Given data:

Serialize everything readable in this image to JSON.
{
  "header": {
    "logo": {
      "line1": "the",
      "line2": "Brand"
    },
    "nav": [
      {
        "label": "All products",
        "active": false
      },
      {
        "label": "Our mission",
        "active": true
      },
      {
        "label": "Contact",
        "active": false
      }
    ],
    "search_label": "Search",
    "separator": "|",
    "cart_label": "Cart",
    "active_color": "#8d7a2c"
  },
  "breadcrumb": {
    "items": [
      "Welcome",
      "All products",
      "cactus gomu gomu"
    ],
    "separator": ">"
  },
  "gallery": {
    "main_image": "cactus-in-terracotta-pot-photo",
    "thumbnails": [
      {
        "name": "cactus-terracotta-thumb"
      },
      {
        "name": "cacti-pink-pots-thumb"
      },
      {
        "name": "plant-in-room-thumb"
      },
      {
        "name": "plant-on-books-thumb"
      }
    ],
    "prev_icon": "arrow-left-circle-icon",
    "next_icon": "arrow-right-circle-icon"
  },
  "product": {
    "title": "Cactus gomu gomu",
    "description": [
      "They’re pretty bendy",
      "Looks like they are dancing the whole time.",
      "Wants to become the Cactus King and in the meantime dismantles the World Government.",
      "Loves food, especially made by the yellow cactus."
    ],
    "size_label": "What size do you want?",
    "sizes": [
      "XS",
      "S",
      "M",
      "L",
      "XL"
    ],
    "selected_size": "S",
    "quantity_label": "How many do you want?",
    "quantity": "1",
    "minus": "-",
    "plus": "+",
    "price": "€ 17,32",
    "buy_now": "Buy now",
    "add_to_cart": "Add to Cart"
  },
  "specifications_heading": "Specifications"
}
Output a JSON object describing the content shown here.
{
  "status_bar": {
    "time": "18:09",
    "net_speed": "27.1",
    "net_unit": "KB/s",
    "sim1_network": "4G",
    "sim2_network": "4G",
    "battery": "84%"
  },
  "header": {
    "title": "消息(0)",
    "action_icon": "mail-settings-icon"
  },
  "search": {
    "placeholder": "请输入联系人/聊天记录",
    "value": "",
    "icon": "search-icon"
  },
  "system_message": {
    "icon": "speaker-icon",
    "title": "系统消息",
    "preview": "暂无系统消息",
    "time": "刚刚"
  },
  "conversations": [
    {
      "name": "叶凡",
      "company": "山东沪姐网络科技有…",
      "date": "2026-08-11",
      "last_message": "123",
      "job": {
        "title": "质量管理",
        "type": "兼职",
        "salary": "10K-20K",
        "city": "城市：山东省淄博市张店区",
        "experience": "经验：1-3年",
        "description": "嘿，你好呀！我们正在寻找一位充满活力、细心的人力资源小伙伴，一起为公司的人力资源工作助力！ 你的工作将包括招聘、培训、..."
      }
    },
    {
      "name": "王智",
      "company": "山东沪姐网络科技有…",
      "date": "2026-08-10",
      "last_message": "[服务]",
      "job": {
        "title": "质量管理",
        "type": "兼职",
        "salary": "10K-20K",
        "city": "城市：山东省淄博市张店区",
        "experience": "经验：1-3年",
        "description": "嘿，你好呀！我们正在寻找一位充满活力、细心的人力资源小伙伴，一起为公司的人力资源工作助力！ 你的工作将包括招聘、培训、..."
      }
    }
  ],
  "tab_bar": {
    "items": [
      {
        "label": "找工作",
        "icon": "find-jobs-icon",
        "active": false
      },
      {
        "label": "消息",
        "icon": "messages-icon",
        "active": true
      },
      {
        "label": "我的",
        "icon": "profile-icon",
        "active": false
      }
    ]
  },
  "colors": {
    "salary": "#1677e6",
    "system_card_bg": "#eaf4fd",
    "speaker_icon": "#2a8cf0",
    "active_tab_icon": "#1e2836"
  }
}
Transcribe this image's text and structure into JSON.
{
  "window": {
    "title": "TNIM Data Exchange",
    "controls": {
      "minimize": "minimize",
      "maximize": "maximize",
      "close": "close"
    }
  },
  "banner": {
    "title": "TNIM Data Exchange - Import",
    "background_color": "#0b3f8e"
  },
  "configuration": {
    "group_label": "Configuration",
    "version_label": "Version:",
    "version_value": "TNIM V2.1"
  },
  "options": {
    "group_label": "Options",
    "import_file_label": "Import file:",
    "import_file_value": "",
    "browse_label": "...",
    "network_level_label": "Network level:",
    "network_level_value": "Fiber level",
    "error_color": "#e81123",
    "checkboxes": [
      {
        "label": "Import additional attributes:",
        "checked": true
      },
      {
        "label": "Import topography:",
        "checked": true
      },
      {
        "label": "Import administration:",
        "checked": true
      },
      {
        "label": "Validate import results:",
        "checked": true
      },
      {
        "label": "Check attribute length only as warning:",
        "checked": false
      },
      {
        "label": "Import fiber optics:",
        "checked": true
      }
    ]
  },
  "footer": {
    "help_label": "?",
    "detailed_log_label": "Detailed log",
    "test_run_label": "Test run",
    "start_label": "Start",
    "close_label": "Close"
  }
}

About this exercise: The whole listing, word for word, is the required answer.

Your solution:
Serialize everything readable in this image to JSON.
{
  "header": {
    "logo": {
      "line1": "the",
      "line2": "Brand"
    },
    "nav": [
      {
        "label": "All products",
        "active": false
      },
      {
        "label": "Our mission",
        "active": true
      },
      {
        "label": "Contact",
        "active": false
      }
    ],
    "search_label": "Search",
    "separator": "|",
    "cart_label": "Cart",
    "active_color": "#8d7a2c"
  },
  "breadcrumb": {
    "items": [
      "Welcome",
      "All products",
      "cactus gomu gomu"
    ],
    "separator": ">"
  },
  "gallery": {
    "main_image": "cactus-in-terracotta-pot-photo",
    "thumbnails": [
      {
        "name": "cactus-terracotta-thumb"
      },
      {
        "name": "cacti-pink-pots-thumb"
      },
      {
        "name": "plant-in-room-thumb"
      },
      {
        "name": "plant-on-books-thumb"
      }
    ],
    "prev_icon": "arrow-left-circle-icon",
    "next_icon": "arrow-right-circle-icon"
  },
  "product": {
    "title": "Cactus gomu gomu",
    "description": [
      "They’re pretty bendy",
      "Looks like they are dancing the whole time.",
      "Wants to become the Cactus King and in the meantime dismantles the World Government.",
      "Loves food, especially made by the yellow cactus."
    ],
    "size_label": "What size do you want?",
    "sizes": [
      "XS",
      "S",
      "M",
      "L",
      "XL"
    ],
    "selected_size": "S",
    "quantity_label": "How many do you want?",
    "quantity": "1",
    "minus": "-",
    "plus": "+",
    "price": "€ 17,32",
    "buy_now": "Buy now",
    "add_to_cart": "Add to Cart"
  },
  "specifications_heading": "Specifications"
}
Output a JSON object describing the content shown here.
{
  "status_bar": {
    "time": "18:09",
    "net_speed": "27.1",
    "net_unit": "KB/s",
    "sim1_network": "4G",
    "sim2_network": "4G",
    "battery": "84%"
  },
  "header": {
    "title": "消息(0)",
    "action_icon": "mail-settings-icon"
  },
  "search": {
    "placeholder": "请输入联系人/聊天记录",
    "value": "",
    "icon": "search-icon"
  },
  "system_message": {
    "icon": "speaker-icon",
    "title": "系统消息",
    "preview": "暂无系统消息",
    "time": "刚刚"
  },
  "conversations": [
    {
      "name": "叶凡",
      "company": "山东沪姐网络科技有…",
      "date": "2026-08-11",
      "last_message": "123",
      "job": {
        "title": "质量管理",
        "type": "兼职",
        "salary": "10K-20K",
        "city": "城市：山东省淄博市张店区",
        "experience": "经验：1-3年",
        "description": "嘿，你好呀！我们正在寻找一位充满活力、细心的人力资源小伙伴，一起为公司的人力资源工作助力！ 你的工作将包括招聘、培训、..."
      }
    },
    {
      "name": "王智",
      "company": "山东沪姐网络科技有…",
      "date": "2026-08-10",
      "last_message": "[服务]",
      "job": {
        "title": "质量管理",
        "type": "兼职",
        "salary": "10K-20K",
        "city": "城市：山东省淄博市张店区",
        "experience": "经验：1-3年",
        "description": "嘿，你好呀！我们正在寻找一位充满活力、细心的人力资源小伙伴，一起为公司的人力资源工作助力！ 你的工作将包括招聘、培训、..."
      }
    }
  ],
  "tab_bar": {
    "items": [
      {
        "label": "找工作",
        "icon": "find-jobs-icon",
        "active": false
      },
      {
        "label": "消息",
        "icon": "messages-icon",
        "active": true
      },
      {
        "label": "我的",
        "icon": "profile-icon",
        "active": false
      }
    ]
  },
  "colors": {
    "salary": "#1677e6",
    "system_card_bg": "#eaf4fd",
    "speaker_icon": "#2a8cf0",
    "active_tab_icon": "#1e2836"
  }
}
Transcribe this image's text and structure into JSON.
{
  "window": {
    "title": "TNIM Data Exchange",
    "controls": {
      "minimize": "minimize",
      "maximize": "maximize",
      "close": "close"
    }
  },
  "banner": {
    "title": "TNIM Data Exchange - Import",
    "background_color": "#0b3f8e"
  },
  "configuration": {
    "group_label": "Configuration",
    "version_label": "Version:",
    "version_value": "TNIM V2.1"
  },
  "options": {
    "group_label": "Options",
    "import_file_label": "Import file:",
    "import_file_value": "",
    "browse_label": "...",
    "network_level_label": "Network level:",
    "network_level_value": "Fiber level",
    "error_color": "#e81123",
    "checkboxes": [
      {
        "label": "Import additional attributes:",
        "checked": true
      },
      {
        "label": "Import topography:",
        "checked": true
      },
      {
        "label": "Import administration:",
        "checked": true
      },
      {
        "label": "Validate import results:",
        "checked": true
      },
      {
        "label": "Check attribute length only as warning:",
        "checked": false
      },
      {
        "label": "Import fiber optics:",
        "checked": true
      }
    ]
  },
  "footer": {
    "help_label": "?",
    "detailed_log_label": "Detailed log",
    "test_run_label": "Test run",
    "start_label": "Start",
    "close_label": "Close"
  }
}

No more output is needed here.